* _Work required_
Print the full listing below exactly, keeping every character as it stands.

* _Dataset extract_
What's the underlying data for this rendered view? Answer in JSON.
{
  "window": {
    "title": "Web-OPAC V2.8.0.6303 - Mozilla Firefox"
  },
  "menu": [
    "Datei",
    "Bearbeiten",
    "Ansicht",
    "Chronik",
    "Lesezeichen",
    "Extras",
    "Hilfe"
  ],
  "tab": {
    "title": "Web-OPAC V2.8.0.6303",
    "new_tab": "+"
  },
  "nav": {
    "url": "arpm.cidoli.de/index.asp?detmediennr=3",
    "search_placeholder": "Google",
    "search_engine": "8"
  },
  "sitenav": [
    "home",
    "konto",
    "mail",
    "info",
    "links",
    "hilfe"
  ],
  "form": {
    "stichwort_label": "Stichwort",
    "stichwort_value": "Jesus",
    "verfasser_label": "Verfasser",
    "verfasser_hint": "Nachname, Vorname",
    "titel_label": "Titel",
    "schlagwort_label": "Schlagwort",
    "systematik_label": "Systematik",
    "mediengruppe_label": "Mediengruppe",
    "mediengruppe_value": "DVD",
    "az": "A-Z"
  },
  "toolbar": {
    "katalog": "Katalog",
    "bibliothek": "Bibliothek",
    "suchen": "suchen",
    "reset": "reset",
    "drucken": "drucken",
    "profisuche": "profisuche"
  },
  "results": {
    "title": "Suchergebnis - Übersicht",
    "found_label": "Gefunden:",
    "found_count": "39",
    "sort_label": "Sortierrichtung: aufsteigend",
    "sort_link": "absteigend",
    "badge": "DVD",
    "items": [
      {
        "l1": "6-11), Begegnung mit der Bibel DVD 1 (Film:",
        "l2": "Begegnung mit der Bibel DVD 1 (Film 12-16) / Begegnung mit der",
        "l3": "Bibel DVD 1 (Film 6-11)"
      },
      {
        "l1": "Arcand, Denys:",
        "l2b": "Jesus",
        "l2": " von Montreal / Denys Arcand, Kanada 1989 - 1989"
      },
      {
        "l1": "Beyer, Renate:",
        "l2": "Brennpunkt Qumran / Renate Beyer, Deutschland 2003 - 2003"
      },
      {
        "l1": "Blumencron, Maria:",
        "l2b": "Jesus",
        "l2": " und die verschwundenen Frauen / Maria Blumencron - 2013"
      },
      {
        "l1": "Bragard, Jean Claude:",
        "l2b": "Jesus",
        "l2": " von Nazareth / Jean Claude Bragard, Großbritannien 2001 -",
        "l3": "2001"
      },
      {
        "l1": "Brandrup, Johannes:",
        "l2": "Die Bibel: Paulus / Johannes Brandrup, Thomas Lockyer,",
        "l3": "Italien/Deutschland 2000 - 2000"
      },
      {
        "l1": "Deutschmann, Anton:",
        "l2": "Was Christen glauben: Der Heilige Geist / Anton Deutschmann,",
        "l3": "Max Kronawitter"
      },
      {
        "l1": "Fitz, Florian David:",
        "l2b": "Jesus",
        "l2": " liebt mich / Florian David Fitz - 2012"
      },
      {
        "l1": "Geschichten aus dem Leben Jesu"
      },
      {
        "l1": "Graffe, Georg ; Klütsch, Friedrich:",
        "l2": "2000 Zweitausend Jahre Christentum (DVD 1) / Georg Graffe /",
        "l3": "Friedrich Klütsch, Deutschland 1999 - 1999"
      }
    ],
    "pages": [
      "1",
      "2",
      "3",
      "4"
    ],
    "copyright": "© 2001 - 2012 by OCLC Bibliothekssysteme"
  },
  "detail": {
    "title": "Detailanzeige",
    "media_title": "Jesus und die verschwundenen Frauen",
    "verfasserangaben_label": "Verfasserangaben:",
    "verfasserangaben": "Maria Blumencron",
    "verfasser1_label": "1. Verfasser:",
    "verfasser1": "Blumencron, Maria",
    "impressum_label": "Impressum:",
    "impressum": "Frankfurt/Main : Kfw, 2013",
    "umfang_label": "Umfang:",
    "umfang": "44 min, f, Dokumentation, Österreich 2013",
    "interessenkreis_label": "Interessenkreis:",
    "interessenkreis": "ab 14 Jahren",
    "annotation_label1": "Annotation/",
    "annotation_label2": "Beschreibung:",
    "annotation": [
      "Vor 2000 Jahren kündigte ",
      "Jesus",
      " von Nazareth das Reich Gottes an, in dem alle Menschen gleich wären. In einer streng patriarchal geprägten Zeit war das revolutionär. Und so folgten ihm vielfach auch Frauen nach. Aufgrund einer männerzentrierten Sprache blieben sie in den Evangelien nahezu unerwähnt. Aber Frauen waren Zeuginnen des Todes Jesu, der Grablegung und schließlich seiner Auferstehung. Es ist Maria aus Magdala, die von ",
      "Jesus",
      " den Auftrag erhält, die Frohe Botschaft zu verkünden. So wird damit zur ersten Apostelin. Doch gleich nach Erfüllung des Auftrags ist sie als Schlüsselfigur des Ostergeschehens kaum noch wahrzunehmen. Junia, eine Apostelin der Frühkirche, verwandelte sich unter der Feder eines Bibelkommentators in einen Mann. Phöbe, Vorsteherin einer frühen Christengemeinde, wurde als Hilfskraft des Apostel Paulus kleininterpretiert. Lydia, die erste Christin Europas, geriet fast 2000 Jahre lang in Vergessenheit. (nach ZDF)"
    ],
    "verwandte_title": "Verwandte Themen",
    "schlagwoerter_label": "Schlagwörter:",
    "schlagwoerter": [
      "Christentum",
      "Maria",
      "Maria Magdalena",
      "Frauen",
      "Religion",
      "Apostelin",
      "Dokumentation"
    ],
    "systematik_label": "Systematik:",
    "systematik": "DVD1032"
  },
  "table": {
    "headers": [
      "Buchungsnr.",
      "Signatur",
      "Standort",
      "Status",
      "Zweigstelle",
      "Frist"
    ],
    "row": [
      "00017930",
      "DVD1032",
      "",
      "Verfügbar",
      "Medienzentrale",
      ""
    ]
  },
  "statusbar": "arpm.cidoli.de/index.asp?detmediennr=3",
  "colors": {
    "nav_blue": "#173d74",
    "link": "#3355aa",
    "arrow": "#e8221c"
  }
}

* _Exercise solution_
What's the underlying data for this rendered view? Answer in JSON.
{
  "window": {
    "title": "Web-OPAC V2.8.0.6303 - Mozilla Firefox"
  },
  "menu": [
    "Datei",
    "Bearbeiten",
    "Ansicht",
    "Chronik",
    "Lesezeichen",
    "Extras",
    "Hilfe"
  ],
  "tab": {
    "title": "Web-OPAC V2.8.0.6303",
    "new_tab": "+"
  },
  "nav": {
    "url": "arpm.cidoli.de/index.asp?detmediennr=3",
    "search_placeholder": "Google",
    "search_engine": "8"
  },
  "sitenav": [
    "home",
    "konto",
    "mail",
    "info",
    "links",
    "hilfe"
  ],
  "form": {
    "stichwort_label": "Stichwort",
    "stichwort_value": "Jesus",
    "verfasser_label": "Verfasser",
    "verfasser_hint": "Nachname, Vorname",
    "titel_label": "Titel",
    "schlagwort_label": "Schlagwort",
    "systematik_label": "Systematik",
    "mediengruppe_label": "Mediengruppe",
    "mediengruppe_value": "DVD",
    "az": "A-Z"
  },
  "toolbar": {
    "katalog": "Katalog",
    "bibliothek": "Bibliothek",
    "suchen": "suchen",
    "reset": "reset",
    "drucken": "drucken",
    "profisuche": "profisuche"
  },
  "results": {
    "title": "Suchergebnis - Übersicht",
    "found_label": "Gefunden:",
    "found_count": "39",
    "sort_label": "Sortierrichtung: aufsteigend",
    "sort_link": "absteigend",
    "badge": "DVD",
    "items": [
      {
        "l1": "6-11), Begegnung mit der Bibel DVD 1 (Film:",
        "l2": "Begegnung mit der Bibel DVD 1 (Film 12-16) / Begegnung mit der",
        "l3": "Bibel DVD 1 (Film 6-11)"
      },
      {
        "l1": "Arcand, Denys:",
        "l2b": "Jesus",
        "l2": " von Montreal / Denys Arcand, Kanada 1989 - 1989"
      },
      {
        "l1": "Beyer, Renate:",
        "l2": "Brennpunkt Qumran / Renate Beyer, Deutschland 2003 - 2003"
      },
      {
        "l1": "Blumencron, Maria:",
        "l2b": "Jesus",
        "l2": " und die verschwundenen Frauen / Maria Blumencron - 2013"
      },
      {
        "l1": "Bragard, Jean Claude:",
        "l2b": "Jesus",
        "l2": " von Nazareth / Jean Claude Bragard, Großbritannien 2001 -",
        "l3": "2001"
      },
      {
        "l1": "Brandrup, Johannes:",
        "l2": "Die Bibel: Paulus / Johannes Brandrup, Thomas Lockyer,",
        "l3": "Italien/Deutschland 2000 - 2000"
      },
      {
        "l1": "Deutschmann, Anton:",
        "l2": "Was Christen glauben: Der Heilige Geist / Anton Deutschmann,",
        "l3": "Max Kronawitter"
      },
      {
        "l1": "Fitz, Florian David:",
        "l2b": "Jesus",
        "l2": " liebt mich / Florian David Fitz - 2012"
      },
      {
        "l1": "Geschichten aus dem Leben Jesu"
      },
      {
        "l1": "Graffe, Georg ; Klütsch, Friedrich:",
        "l2": "2000 Zweitausend Jahre Christentum (DVD 1) / Georg Graffe /",
        "l3": "Friedrich Klütsch, Deutschland 1999 - 1999"
      }
    ],
    "pages": [
      "1",
      "2",
      "3",
      "4"
    ],
    "copyright": "© 2001 - 2012 by OCLC Bibliothekssysteme"
  },
  "detail": {
    "title": "Detailanzeige",
    "media_title": "Jesus und die verschwundenen Frauen",
    "verfasserangaben_label": "Verfasserangaben:",
    "verfasserangaben": "Maria Blumencron",
    "verfasser1_label": "1. Verfasser:",
    "verfasser1": "Blumencron, Maria",
    "impressum_label": "Impressum:",
    "impressum": "Frankfurt/Main : Kfw, 2013",
    "umfang_label": "Umfang:",
    "umfang": "44 min, f, Dokumentation, Österreich 2013",
    "interessenkreis_label": "Interessenkreis:",
    "interessenkreis": "ab 14 Jahren",
    "annotation_label1": "Annotation/",
    "annotation_label2": "Beschreibung:",
    "annotation": [
      "Vor 2000 Jahren kündigte ",
      "Jesus",
      " von Nazareth das Reich Gottes an, in dem alle Menschen gleich wären. In einer streng patriarchal geprägten Zeit war das revolutionär. Und so folgten ihm vielfach auch Frauen nach. Aufgrund einer männerzentrierten Sprache blieben sie in den Evangelien nahezu unerwähnt. Aber Frauen waren Zeuginnen des Todes Jesu, der Grablegung und schließlich seiner Auferstehung. Es ist Maria aus Magdala, die von ",
      "Jesus",
      " den Auftrag erhält, die Frohe Botschaft zu verkünden. So wird damit zur ersten Apostelin. Doch gleich nach Erfüllung des Auftrags ist sie als Schlüsselfigur des Ostergeschehens kaum noch wahrzunehmen. Junia, eine Apostelin der Frühkirche, verwandelte sich unter der Feder eines Bibelkommentators in einen Mann. Phöbe, Vorsteherin einer frühen Christengemeinde, wurde als Hilfskraft des Apostel Paulus kleininterpretiert. Lydia, die erste Christin Europas, geriet fast 2000 Jahre lang in Vergessenheit. (nach ZDF)"
    ],
    "verwandte_title": "Verwandte Themen",
    "schlagwoerter_label": "Schlagwörter:",
    "schlagwoerter": [
      "Christentum",
      "Maria",
      "Maria Magdalena",
      "Frauen",
      "Religion",
      "Apostelin",
      "Dokumentation"
    ],
    "systematik_label": "Systematik:",
    "systematik": "DVD1032"
  },
  "table": {
    "headers": [
      "Buchungsnr.",
      "Signatur",
      "Standort",
      "Status",
      "Zweigstelle",
      "Frist"
    ],
    "row": [
      "00017930",
      "DVD1032",
      "",
      "Verfügbar",
      "Medienzentrale",
      ""
    ]
  },
  "statusbar": "arpm.cidoli.de/index.asp?detmediennr=3",
  "colors": {
    "nav_blue": "#173d74",
    "link": "#3355aa",
    "arrow": "#e8221c"
  }
}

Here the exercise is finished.